Investing in gold can be a smart addition to your long-term financial strategy, but grabbing gold from the first gold seller you find likely isn't your best move. You want to determine what type of gold to get first and then research how those sales are usually done, as the seller will want to make a profit off the sales to you. How long you hold onto the gold before selling it yourself is up to you, although that does mean finding forms of gold that let you sell small amounts (and not an entire, huge coin just to get a little money) if you so desire.

The Classic: Coins and Bars

Coins and bars are a lot easier to find than many people realize. Gold sellers from corner coin stores to the U.S. Mint offer standardized sizes and types of gold coins and bars that you can keep at your home if you so wish. These sellers may have storefronts where you can pick up the gold in person, or you may be able to order it online. Note that if you want to buy coins or bars from the U.S. Mint, you can't do it directly; you have to look for sellers authorized to sell the items.

Once you buy these from sellers, you can hang onto them for as long as you want. You may want to get coins in different sizes because that gives you more leeway when you want to sell some gold but not a lot.

Is Gold Jewelry a Good Idea?

Gold jewelry can be good if you find the right gold sellers. Buying retail gold jewelry strictly for investment isn't the best move because then you're paying the retail markup. While gold prices generally go up, you still risk not making that money back when you try to sell the gold because buyers will typically pay you for the scrap value of the metal, not the retail value. But sellers offering gold jewelry at scrap value prices (which may have a percentage tacked on so the sellers can make a profit) are another matter. If you find reputable gold sellers offering gold chains at scrap prices, you may want to grab those and hang onto them for a while before selling them yourself.

These can include broken jewelry, and if you're dealing only with scrap value, the "broken" part won't matter. Do be careful about buying pieces that have other stones or metals in them as those are much harder to evaluate for later sale. And you should never assume you'll be able to sell an item with mixed metals and stones for values above scrap price.

You also have your pick of non-physical forms of gold, such as futures and investments in mining companies, but these are not nearly as fun to buy and sell as physical gold. The shimmer of pure gold is a lovely sight, making gold one of the more interesting investments.

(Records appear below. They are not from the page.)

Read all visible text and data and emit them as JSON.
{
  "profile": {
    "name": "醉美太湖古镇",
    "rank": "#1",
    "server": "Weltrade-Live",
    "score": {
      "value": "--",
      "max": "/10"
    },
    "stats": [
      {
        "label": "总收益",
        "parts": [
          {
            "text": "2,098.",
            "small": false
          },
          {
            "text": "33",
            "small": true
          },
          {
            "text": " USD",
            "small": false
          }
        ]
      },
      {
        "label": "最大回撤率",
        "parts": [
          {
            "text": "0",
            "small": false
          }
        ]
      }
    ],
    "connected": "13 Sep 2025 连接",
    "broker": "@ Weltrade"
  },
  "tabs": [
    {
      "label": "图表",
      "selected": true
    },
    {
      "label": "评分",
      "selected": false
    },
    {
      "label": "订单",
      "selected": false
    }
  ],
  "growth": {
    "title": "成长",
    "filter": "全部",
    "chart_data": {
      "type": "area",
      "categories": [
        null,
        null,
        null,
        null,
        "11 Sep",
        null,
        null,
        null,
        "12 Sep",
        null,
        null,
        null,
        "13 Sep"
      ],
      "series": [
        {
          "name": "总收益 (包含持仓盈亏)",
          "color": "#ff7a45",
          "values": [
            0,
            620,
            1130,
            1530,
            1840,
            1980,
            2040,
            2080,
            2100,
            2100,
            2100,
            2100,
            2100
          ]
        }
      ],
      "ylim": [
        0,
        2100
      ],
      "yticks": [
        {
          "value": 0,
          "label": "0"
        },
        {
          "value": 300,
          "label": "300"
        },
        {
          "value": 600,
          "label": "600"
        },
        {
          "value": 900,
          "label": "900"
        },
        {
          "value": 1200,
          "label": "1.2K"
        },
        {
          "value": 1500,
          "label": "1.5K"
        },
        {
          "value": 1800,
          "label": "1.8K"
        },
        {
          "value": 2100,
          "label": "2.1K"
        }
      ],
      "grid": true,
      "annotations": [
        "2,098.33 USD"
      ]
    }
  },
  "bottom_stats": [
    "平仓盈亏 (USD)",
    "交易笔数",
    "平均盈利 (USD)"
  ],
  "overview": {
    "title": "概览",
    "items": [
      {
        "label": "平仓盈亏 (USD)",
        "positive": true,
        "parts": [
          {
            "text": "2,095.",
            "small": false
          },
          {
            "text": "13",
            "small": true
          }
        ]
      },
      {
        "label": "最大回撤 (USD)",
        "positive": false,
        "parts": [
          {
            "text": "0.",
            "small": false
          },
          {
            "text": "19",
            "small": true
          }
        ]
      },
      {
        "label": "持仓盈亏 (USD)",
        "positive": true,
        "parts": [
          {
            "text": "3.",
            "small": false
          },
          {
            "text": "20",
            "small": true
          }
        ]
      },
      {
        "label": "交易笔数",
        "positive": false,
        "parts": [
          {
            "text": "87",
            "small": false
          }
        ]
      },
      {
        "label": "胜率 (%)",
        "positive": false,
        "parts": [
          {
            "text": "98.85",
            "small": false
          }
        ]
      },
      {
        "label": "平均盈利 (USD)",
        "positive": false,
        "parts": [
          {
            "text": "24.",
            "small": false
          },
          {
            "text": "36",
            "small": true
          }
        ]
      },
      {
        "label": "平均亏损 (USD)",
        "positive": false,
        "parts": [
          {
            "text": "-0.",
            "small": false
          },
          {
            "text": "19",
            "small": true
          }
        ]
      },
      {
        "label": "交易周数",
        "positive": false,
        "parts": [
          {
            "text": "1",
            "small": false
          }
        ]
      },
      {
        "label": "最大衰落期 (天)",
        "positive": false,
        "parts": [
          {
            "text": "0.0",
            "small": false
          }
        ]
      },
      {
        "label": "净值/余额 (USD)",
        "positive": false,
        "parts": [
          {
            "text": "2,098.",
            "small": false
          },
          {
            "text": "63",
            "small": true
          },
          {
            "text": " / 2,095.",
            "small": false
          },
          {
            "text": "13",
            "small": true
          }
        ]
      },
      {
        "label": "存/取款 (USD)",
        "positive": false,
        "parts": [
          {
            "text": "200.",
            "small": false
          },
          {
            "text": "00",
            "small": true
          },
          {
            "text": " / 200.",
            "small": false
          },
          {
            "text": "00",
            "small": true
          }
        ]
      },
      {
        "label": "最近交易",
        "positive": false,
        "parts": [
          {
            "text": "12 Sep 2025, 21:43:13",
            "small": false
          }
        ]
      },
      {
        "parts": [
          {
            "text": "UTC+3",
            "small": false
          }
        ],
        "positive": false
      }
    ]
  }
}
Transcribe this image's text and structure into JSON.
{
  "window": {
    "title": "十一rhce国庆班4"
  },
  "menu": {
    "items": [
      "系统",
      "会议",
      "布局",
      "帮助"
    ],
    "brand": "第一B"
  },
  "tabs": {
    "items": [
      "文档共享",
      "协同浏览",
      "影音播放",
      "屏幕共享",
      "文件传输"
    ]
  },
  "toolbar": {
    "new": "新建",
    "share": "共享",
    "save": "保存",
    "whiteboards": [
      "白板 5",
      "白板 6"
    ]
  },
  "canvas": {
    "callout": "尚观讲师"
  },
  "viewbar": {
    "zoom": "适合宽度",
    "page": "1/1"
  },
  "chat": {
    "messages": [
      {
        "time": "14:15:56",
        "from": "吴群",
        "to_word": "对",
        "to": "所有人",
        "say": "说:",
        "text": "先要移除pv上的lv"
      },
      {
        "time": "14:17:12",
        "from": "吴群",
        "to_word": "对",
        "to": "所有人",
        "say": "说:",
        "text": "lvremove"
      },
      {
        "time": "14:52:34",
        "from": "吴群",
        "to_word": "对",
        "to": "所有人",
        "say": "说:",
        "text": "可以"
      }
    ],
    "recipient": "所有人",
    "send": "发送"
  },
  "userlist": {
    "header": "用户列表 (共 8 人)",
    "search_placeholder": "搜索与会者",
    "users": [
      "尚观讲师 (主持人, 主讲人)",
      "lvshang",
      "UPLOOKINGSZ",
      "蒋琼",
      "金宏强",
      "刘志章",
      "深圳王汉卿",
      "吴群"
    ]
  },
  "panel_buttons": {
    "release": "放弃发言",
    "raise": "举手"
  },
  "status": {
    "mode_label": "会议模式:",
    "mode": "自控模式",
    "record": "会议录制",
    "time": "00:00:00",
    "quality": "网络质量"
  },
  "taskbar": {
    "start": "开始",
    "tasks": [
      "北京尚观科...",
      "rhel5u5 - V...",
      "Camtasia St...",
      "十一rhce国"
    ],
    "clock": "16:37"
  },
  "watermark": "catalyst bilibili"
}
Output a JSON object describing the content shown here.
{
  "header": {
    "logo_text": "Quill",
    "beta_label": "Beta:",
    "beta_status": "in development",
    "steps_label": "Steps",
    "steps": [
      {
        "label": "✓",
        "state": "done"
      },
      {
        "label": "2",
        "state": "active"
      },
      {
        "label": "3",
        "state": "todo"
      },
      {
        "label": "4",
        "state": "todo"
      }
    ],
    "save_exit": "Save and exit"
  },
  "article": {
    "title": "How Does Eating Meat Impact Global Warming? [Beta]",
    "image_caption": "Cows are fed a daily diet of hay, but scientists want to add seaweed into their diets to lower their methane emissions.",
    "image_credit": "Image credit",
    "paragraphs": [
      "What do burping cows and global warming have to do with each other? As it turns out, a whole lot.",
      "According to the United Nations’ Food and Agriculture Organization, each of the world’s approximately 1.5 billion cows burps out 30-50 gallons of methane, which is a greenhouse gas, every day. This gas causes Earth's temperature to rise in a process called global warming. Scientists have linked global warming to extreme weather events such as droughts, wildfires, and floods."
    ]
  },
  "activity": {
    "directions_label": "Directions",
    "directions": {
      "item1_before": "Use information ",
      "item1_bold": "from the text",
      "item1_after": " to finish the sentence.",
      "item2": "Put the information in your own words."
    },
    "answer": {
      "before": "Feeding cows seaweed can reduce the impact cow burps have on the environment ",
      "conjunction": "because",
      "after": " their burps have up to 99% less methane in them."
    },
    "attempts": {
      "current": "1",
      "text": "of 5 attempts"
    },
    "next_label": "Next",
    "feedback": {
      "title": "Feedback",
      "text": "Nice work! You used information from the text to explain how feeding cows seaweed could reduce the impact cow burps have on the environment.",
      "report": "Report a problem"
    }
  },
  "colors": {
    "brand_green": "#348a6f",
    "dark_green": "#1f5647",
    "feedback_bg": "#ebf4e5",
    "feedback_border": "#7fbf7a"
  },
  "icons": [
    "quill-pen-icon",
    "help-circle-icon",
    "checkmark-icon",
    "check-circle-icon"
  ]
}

For more information, check out posts online from gold sellers, such as this post.